The title of this article must have given you an idea of what it is about. If you are an experienced music producer, then probably you are aware of audio interfaces and their uses. But if you are an upcoming musician who is keen on creating music but lacks information, then this article will surely boost your knowledge to some extent.
Many computers have a soundcard, either built-in or assembled. If you have one in your system, fair enough, but if it is one of those standard uses music card, then you need something else. There are certain limitations to such sound cards. Consumer level sound cards lack certainly required connectivity as it only comes with consumer-grade stereo line level input and medium grade gear. If you are talking about output, then a standard sound card will have a stereo headphone and speaker output. Moreover, music cards produce a mediocre sound which is not suitable for musicians or music producers.
So, what exactly you need? You need sound cards that come with XLR inputs for microphone, high impedance phone plug input, high-end outputs that make provisions for analysing your recording and editing of sound via headphones or speakers. In other words, you need a good audio interface.
What is an audio interface?
The answer is simple. It is the solution to all your sound recording aspirations. It is a modern recording studio that has found its place in home studios as well as in colossal music production companies. It is evident that audio interfaces are of different prices and different ranges, but the primary function is same for all.
The most important function is to transmit the audio signal from a singer, to the computer, process and edit it and transmit it back to the audience.
The prices vary, and so does the quality of hardware and facilities associated with it. An audio interface is a nice blend of hardware components, ADC, DAC, microphone preamplifiers, direct instrument inputs, metering, digital converters, headphone distribution, all under one roof.
For high-end audio amplifiers, high-channel-count audio interfaces rule the kingdom leaving behind the traditional recording console. To learn and get more details about some of the top audio interfaces, you can check out this excellent comparison post.
There are some essential factors to delve deep into while investing in an audio interface. These are:
Latency: It is the delay time taken by sound propagate from the input, to ADC, to DAW, to DAC. This is an essential factor to look into before buying an audio controller.
Firewire Audio Interface: FireWire is responsible for leveraging the overall performance of the project studio. There are two types of FireWire found on audio interfaces.

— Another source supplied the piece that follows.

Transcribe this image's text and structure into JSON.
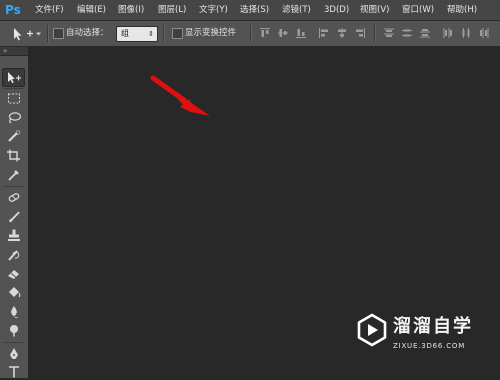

One is the FireWire 400 whereas the other one is the FireWire 800. The former one has the same speed as that of a USB 2.0 while the latter one is twice as fast as the old in performance.
Thunderbolt and PCIe Audio Interface: Thunderbolts are another set of interfaces which is common to Mac OS but not compatible to Windows OS. Thunderbolts delivers speed twice as that of a USB 3.0 and 12 times that of a FireWire 800. PCIe slots are inevitable in Thunderbolt connections. Two of the most popular PCIe slots are Avid Pro Tools | HDX and Apogee Symphony.

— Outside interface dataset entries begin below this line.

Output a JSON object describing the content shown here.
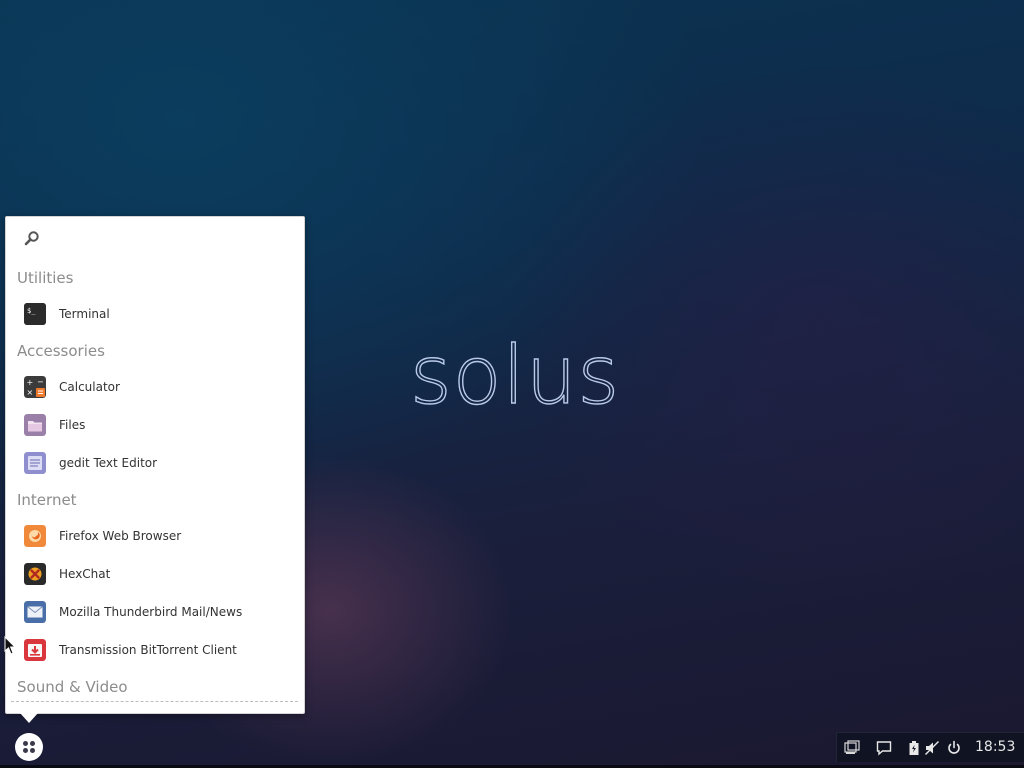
{
  "desktop": {
    "logo_text": "solus"
  },
  "menu": {
    "search": {
      "placeholder": "",
      "value": ""
    },
    "categories": [
      {
        "name": "Utilities",
        "items": [
          {
            "label": "Terminal",
            "icon": "terminal-icon"
          }
        ]
      },
      {
        "name": "Accessories",
        "items": [
          {
            "label": "Calculator",
            "icon": "calculator-icon"
          },
          {
            "label": "Files",
            "icon": "folder-icon"
          },
          {
            "label": "gedit Text Editor",
            "icon": "text-editor-icon"
          }
        ]
      },
      {
        "name": "Internet",
        "items": [
          {
            "label": "Firefox Web Browser",
            "icon": "firefox-icon"
          },
          {
            "label": "HexChat",
            "icon": "hexchat-icon"
          },
          {
            "label": "Mozilla Thunderbird Mail/News",
            "icon": "mail-icon"
          },
          {
            "label": "Transmission BitTorrent Client",
            "icon": "torrent-icon"
          }
        ]
      },
      {
        "name": "Sound & Video",
        "items": []
      }
    ]
  },
  "panel": {
    "clock": "18:53",
    "tray_icons": [
      "workspace-icon",
      "notification-icon",
      "battery-icon",
      "volume-muted-icon",
      "power-icon"
    ]
  },
  "colors": {
    "accent_terminal": "#2d2d2d",
    "accent_firefox": "#f08a3a",
    "accent_transmission": "#d9363e"
  }
}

USB Audio Interface: USB 2.0 is the most commonly used interface but many audio interfaces sport USB 3.0 for latency free, fast audio experience. There are many details to explore. You can check them from internet depending on your critical requirements.

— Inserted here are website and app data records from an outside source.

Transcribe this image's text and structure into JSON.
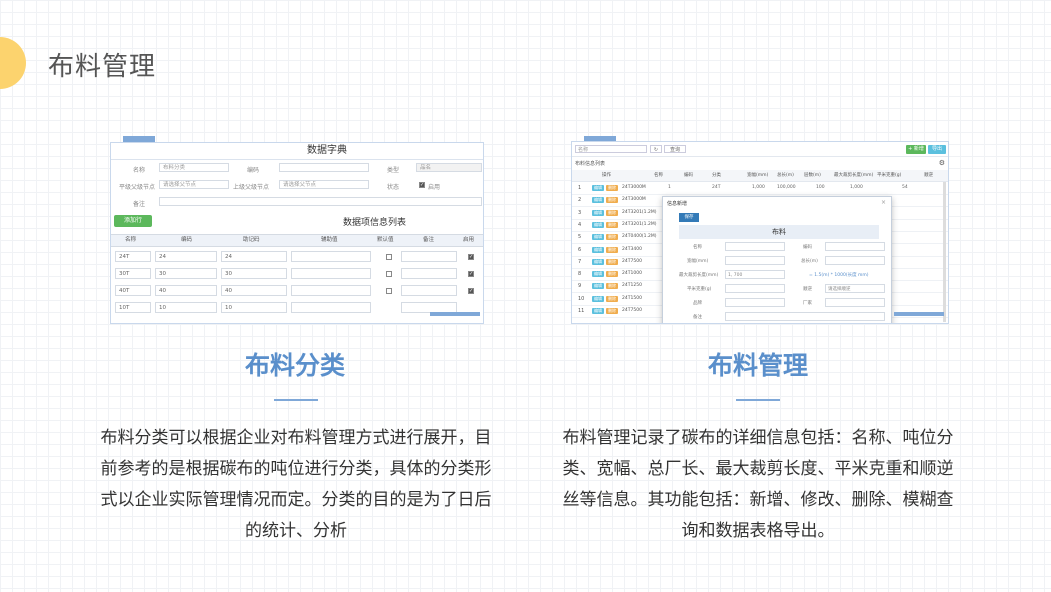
{
  "page": {
    "title": "布料管理"
  },
  "left_card": {
    "title": "布料分类",
    "description": "布料分类可以根据企业对布料管理方式进行展开，目前参考的是根据碳布的吨位进行分类，具体的分类形式以企业实际管理情况而定。分类的目的是为了日后的统计、分析",
    "shot": {
      "header": "数据字典",
      "name_label": "名称",
      "name_value": "布料分类",
      "code_label": "编码",
      "type_label": "类型",
      "type_value": "品名",
      "parent_label": "平级父级节点",
      "parent_value": "请选择父节点",
      "upper_label": "上级父级节点",
      "upper_value": "请选择父节点",
      "status_label": "状态",
      "status_value": "启用",
      "remark_label": "备注",
      "add_button": "添加行",
      "sub_title": "数据项信息列表",
      "columns": [
        "名称",
        "编码",
        "助记码",
        "辅助值",
        "默认值",
        "备注",
        "启用"
      ],
      "rows": [
        {
          "name": "24T",
          "code": "24",
          "mnemonic": "24",
          "default": false,
          "enabled": true
        },
        {
          "name": "30T",
          "code": "30",
          "mnemonic": "30",
          "default": false,
          "enabled": true
        },
        {
          "name": "40T",
          "code": "40",
          "mnemonic": "40",
          "default": false,
          "enabled": true
        },
        {
          "name": "10T",
          "code": "10",
          "mnemonic": "10",
          "default": false,
          "enabled": false
        }
      ]
    }
  },
  "right_card": {
    "title": "布料管理",
    "description": "布料管理记录了碳布的详细信息包括：名称、吨位分类、宽幅、总厂长、最大裁剪长度、平米克重和顺逆丝等信息。其功能包括：新增、修改、删除、模糊查询和数据表格导出。",
    "shot": {
      "search_placeholder": "名称",
      "search_button": "查询",
      "add_button": "+ 新增",
      "export_button": "导出",
      "list_title": "布料信息列表",
      "columns": [
        "操作",
        "名称",
        "编码",
        "分类",
        "宽幅(mm)",
        "总长(m)",
        "层数(m)",
        "最大裁剪长度(mm)",
        "平米克重(g)",
        "顺逆"
      ],
      "first_row": [
        "24T3000M",
        "1",
        "24T",
        "1,000",
        "100,000",
        "100",
        "1,000",
        "54"
      ],
      "rows": [
        {
          "n": "1",
          "code": "24T3000M"
        },
        {
          "n": "2",
          "code": "24T3000M"
        },
        {
          "n": "3",
          "code": "24T3201(1.2M)"
        },
        {
          "n": "4",
          "code": "24T3201(1.2M)"
        },
        {
          "n": "5",
          "code": "24T0400(1.2M)"
        },
        {
          "n": "6",
          "code": "24T3400"
        },
        {
          "n": "7",
          "code": "24T7500"
        },
        {
          "n": "8",
          "code": "24T1000"
        },
        {
          "n": "9",
          "code": "24T1250"
        },
        {
          "n": "10",
          "code": "24T1500"
        },
        {
          "n": "11",
          "code": "24T7500"
        }
      ],
      "edit_tag": "编辑",
      "delete_tag": "删除",
      "modal_title": "信息新增",
      "modal_save": "保存",
      "modal_form_title": "布料",
      "modal_fields": {
        "name": "名称",
        "code": "编码",
        "width": "宽幅(mm)",
        "length": "总长(m)",
        "max_cut": "最大裁剪长度(mm)",
        "max_cut_value": "1, 700",
        "max_cut_hint": "= 1.5(m) * 1000(长度 mm)",
        "weight": "平米克重(g)",
        "direction": "顺逆",
        "direction_value": "请选择顺逆",
        "supplier": "品牌",
        "factory": "厂家",
        "remark": "备注"
      }
    }
  },
  "colors": {
    "accent": "#5a8fcb",
    "circle": "#fcd36e",
    "green": "#5cb85c"
  }
}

Analog and Digital Connection: There are several formats for Analog and Digital Connections, such as XLR, 1/4″, RCA connectors, DB-25 connectors, etc. Audio interfaces deploy comparatively more analog connections than digital conversion channels. Make sure, and you have ample channels to fulfill your monitoring requirements. Specific digital input-output units such as 8-channel ADAT light pipe frees you from the necessity of pre-amplifiers and improves the flexibility of the audio interface.
Correct Format: Audio interfaces are built for either desktops or rackmounts. The former type is smaller in size but combines all necessary features. Bus connections facilitate some desktop-based Audio Interfaces. Rackmount audio interfaces are usually installed in 19″ equipment racks, providing scope for more input-output connections.
The In-Built Digital Signal Processing: Many audio interfaces come with inbuilt Digital Signal processors which also include DSP-based mixers. These mixers provide dynamics, equalization, delay, monitor mixing and so on.
I hope the above points have given you an idea on why you need an audio interface. Several specifications need to be considered before buying an audio interface. Finally purchase the one that is an efficient trade off between price and quality.